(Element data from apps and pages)
• • • • • • •
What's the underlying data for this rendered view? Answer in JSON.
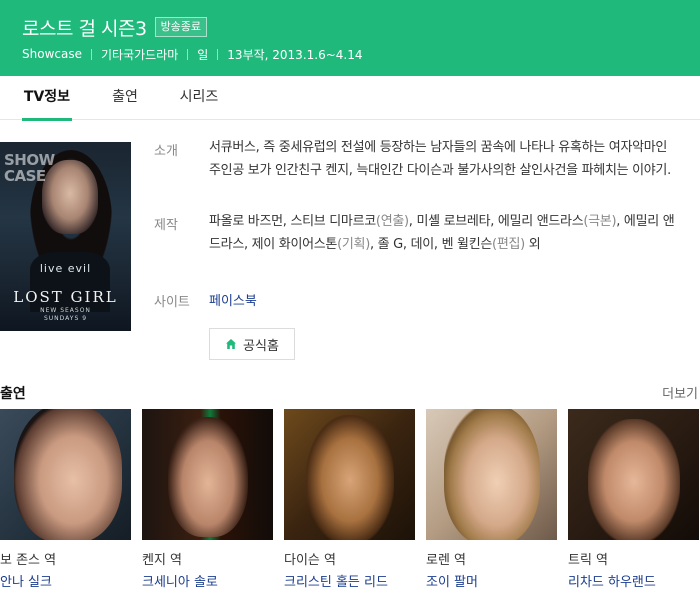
{
  "header": {
    "title": "로스트 걸 시즌3",
    "badge": "방송종료",
    "meta": [
      "Showcase",
      "기타국가드라마",
      "일",
      "13부작, 2013.1.6~4.14"
    ]
  },
  "tabs": [
    {
      "label": "TV정보",
      "active": true
    },
    {
      "label": "출연",
      "active": false
    },
    {
      "label": "시리즈",
      "active": false
    }
  ],
  "poster": {
    "corner_text": "SHOW\nCASE",
    "tagline": "live evil",
    "logo": "LOST GIRL",
    "sub": "NEW SEASON\nSUNDAYS 9"
  },
  "info": {
    "intro_label": "소개",
    "intro_text": "서큐버스, 즉 중세유럽의 전설에 등장하는 남자들의 꿈속에 나타나 유혹하는 여자악마인 주인공 보가 인간친구 켄지, 늑대인간 다이슨과 불가사의한 살인사건을 파헤치는 이야기.",
    "production_label": "제작",
    "production": [
      {
        "name": "파올로 바즈먼, 스티브 디마르코",
        "role": "(연출)"
      },
      {
        "name": ", 미셸 로브레타, 에밀리 앤드라스",
        "role": "(극본)"
      },
      {
        "name": ", 에밀리 앤드라스, 제이 화이어스톤",
        "role": "(기획)"
      },
      {
        "name": ", 졸 G, 데이, 벤 윌킨슨",
        "role": "(편집)"
      },
      {
        "name": " 외",
        "role": ""
      }
    ],
    "site_label": "사이트",
    "site_link": "페이스북",
    "home_button": "공식홈"
  },
  "cast": {
    "title": "출연",
    "more": "더보기",
    "items": [
      {
        "role": "보 존스 역",
        "actor": "안나 실크"
      },
      {
        "role": "켄지 역",
        "actor": "크세니아 솔로"
      },
      {
        "role": "다이슨 역",
        "actor": "크리스틴 홀든 리드"
      },
      {
        "role": "로렌 역",
        "actor": "조이 팔머"
      },
      {
        "role": "트릭 역",
        "actor": "리차드 하우랜드"
      }
    ]
  },
  "colors": {
    "brand": "#1fb97c",
    "link": "#1b3d8f"
  },
  "icons": [
    "home-icon"
  ]
}
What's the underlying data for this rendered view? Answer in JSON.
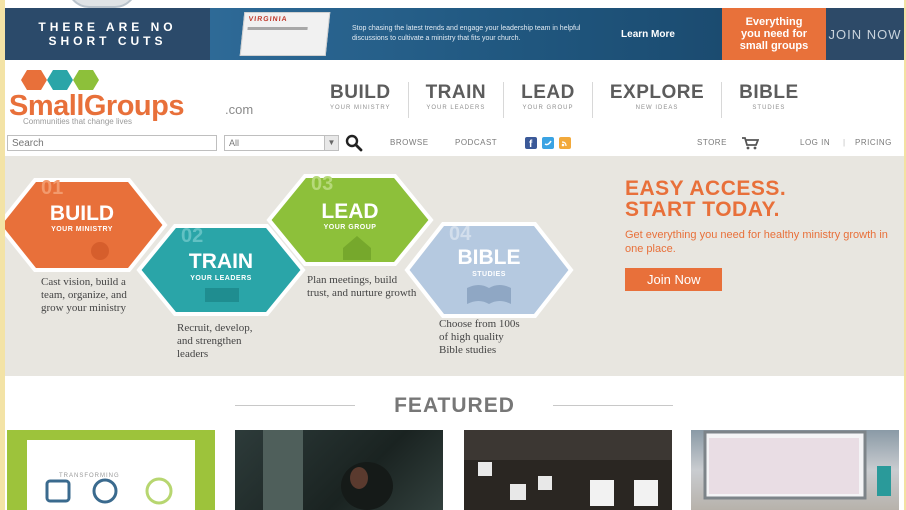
{
  "banner": {
    "headline_line1": "THERE ARE NO",
    "headline_line2": "SHORT CUTS",
    "book_title": "VIRGINIA",
    "promo_text": "Stop chasing the latest trends and engage your leadership team in helpful discussions to cultivate a ministry that fits your church.",
    "learn_more": "Learn More",
    "everything_line1": "Everything",
    "everything_line2": "you need for",
    "everything_line3": "small groups",
    "join_now": "JOIN NOW"
  },
  "header": {
    "logo_word": "SmallGroups",
    "logo_com": ".com",
    "tagline": "Communities that change lives",
    "nav": [
      {
        "title": "BUILD",
        "sub": "YOUR MINISTRY"
      },
      {
        "title": "TRAIN",
        "sub": "YOUR LEADERS"
      },
      {
        "title": "LEAD",
        "sub": "YOUR GROUP"
      },
      {
        "title": "EXPLORE",
        "sub": "NEW IDEAS"
      },
      {
        "title": "BIBLE",
        "sub": "STUDIES"
      }
    ]
  },
  "utility": {
    "search_placeholder": "Search",
    "select_value": "All",
    "browse": "BROWSE",
    "podcast": "PODCAST",
    "store": "STORE",
    "login": "LOG IN",
    "pricing": "PRICING"
  },
  "hero": {
    "hexes": [
      {
        "number": "01",
        "title": "BUILD",
        "sub": "YOUR MINISTRY",
        "desc": "Cast vision, build a team, organize, and grow your ministry"
      },
      {
        "number": "02",
        "title": "TRAIN",
        "sub": "YOUR LEADERS",
        "desc": "Recruit, develop, and strengthen leaders"
      },
      {
        "number": "03",
        "title": "LEAD",
        "sub": "YOUR GROUP",
        "desc": "Plan meetings, build trust, and nurture growth"
      },
      {
        "number": "04",
        "title": "BIBLE",
        "sub": "STUDIES",
        "desc": "Choose from 100s of high quality Bible studies"
      }
    ],
    "cta_line1": "EASY ACCESS.",
    "cta_line2": "START TODAY.",
    "cta_sub": "Get everything you need for healthy ministry growth in one place.",
    "cta_button": "Join Now"
  },
  "featured": {
    "title": "FEATURED",
    "card1_text": "TRANSFORMING"
  },
  "colors": {
    "orange": "#e8703a",
    "teal": "#2aa5a8",
    "green": "#8dc03a",
    "light_blue": "#b5c9e0",
    "banner_blue": "#2a5a84",
    "hero_bg": "#e8e6e0"
  }
}
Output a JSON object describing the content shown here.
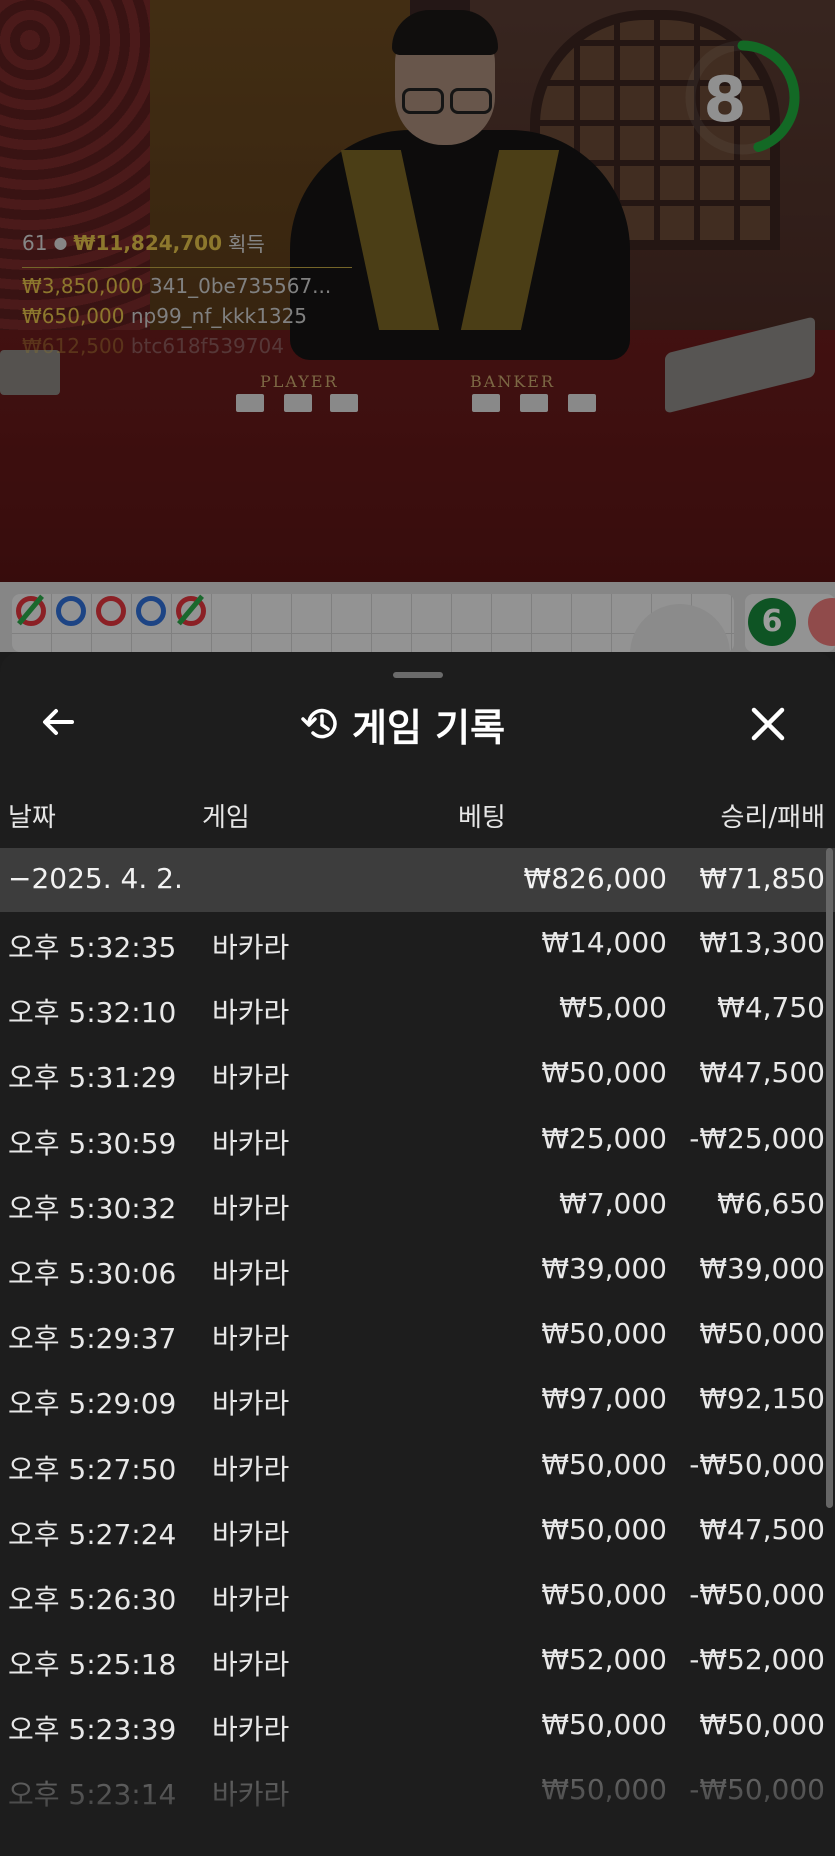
{
  "video": {
    "timer_value": "8",
    "timer_fraction": 0.45,
    "table_labels": {
      "player": "PLAYER",
      "banker": "BANKER"
    },
    "winners": {
      "count": "61",
      "total": "₩11,824,700",
      "total_suffix": "획득",
      "entries": [
        {
          "amount": "₩3,850,000",
          "name": "341_0be735567..."
        },
        {
          "amount": "₩650,000",
          "name": "np99_nf_kkk1325"
        },
        {
          "amount": "₩612,500",
          "name": "btc618f539704"
        }
      ]
    }
  },
  "road": {
    "badge_value": "6"
  },
  "sheet": {
    "title": "게임 기록",
    "back_icon": "arrow-left-icon",
    "history_icon": "history-clock-icon",
    "close_icon": "close-x-icon",
    "columns": {
      "date": "날짜",
      "game": "게임",
      "bet": "베팅",
      "result": "승리/패배"
    },
    "summary": {
      "date": "−2025. 4. 2.",
      "bet": "₩826,000",
      "result": "₩71,850"
    },
    "rows": [
      {
        "time": "오후 5:32:35",
        "game": "바카라",
        "bet": "₩14,000",
        "result": "₩13,300"
      },
      {
        "time": "오후 5:32:10",
        "game": "바카라",
        "bet": "₩5,000",
        "result": "₩4,750"
      },
      {
        "time": "오후 5:31:29",
        "game": "바카라",
        "bet": "₩50,000",
        "result": "₩47,500"
      },
      {
        "time": "오후 5:30:59",
        "game": "바카라",
        "bet": "₩25,000",
        "result": "-₩25,000"
      },
      {
        "time": "오후 5:30:32",
        "game": "바카라",
        "bet": "₩7,000",
        "result": "₩6,650"
      },
      {
        "time": "오후 5:30:06",
        "game": "바카라",
        "bet": "₩39,000",
        "result": "₩39,000"
      },
      {
        "time": "오후 5:29:37",
        "game": "바카라",
        "bet": "₩50,000",
        "result": "₩50,000"
      },
      {
        "time": "오후 5:29:09",
        "game": "바카라",
        "bet": "₩97,000",
        "result": "₩92,150"
      },
      {
        "time": "오후 5:27:50",
        "game": "바카라",
        "bet": "₩50,000",
        "result": "-₩50,000"
      },
      {
        "time": "오후 5:27:24",
        "game": "바카라",
        "bet": "₩50,000",
        "result": "₩47,500"
      },
      {
        "time": "오후 5:26:30",
        "game": "바카라",
        "bet": "₩50,000",
        "result": "-₩50,000"
      },
      {
        "time": "오후 5:25:18",
        "game": "바카라",
        "bet": "₩52,000",
        "result": "-₩52,000"
      },
      {
        "time": "오후 5:23:39",
        "game": "바카라",
        "bet": "₩50,000",
        "result": "₩50,000"
      },
      {
        "time": "오후 5:23:14",
        "game": "바카라",
        "bet": "₩50,000",
        "result": "-₩50,000"
      }
    ]
  },
  "colors": {
    "timer_ring": "#1faa3c",
    "gold": "#e4c24a",
    "sheet_bg": "#1d1d1d",
    "summary_bg": "#3d3d3d"
  }
}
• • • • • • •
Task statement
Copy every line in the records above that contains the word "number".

Response to the exercise
        "number": "01",
        "number": "02",
        "number": "03",
        "number": "04",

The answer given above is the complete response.